## Material to process
==========

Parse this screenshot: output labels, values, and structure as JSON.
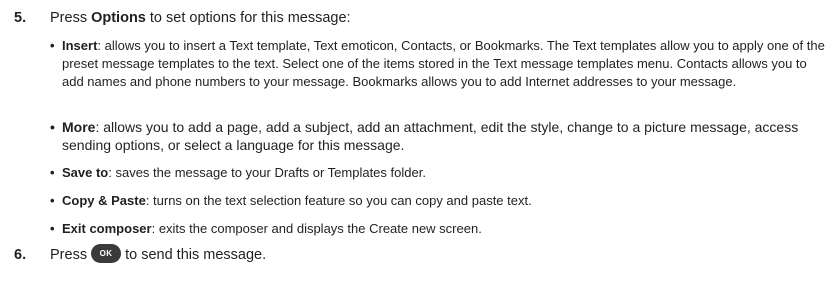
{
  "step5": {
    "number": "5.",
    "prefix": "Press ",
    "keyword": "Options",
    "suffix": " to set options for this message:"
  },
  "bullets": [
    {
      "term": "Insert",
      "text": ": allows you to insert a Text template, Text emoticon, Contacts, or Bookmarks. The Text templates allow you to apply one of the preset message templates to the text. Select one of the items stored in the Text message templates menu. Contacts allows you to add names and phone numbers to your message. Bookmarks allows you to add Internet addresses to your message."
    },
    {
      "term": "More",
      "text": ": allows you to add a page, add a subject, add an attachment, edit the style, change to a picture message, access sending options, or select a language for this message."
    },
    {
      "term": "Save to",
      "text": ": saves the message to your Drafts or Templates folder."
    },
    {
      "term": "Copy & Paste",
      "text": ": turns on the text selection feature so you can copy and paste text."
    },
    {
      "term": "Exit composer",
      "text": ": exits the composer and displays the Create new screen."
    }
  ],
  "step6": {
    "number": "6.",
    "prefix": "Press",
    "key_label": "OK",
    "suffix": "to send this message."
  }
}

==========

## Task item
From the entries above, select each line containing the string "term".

## Answer
      "term": "Insert",
      "term": "More",
      "term": "Save to",
      "term": "Copy & Paste",
      "term": "Exit composer",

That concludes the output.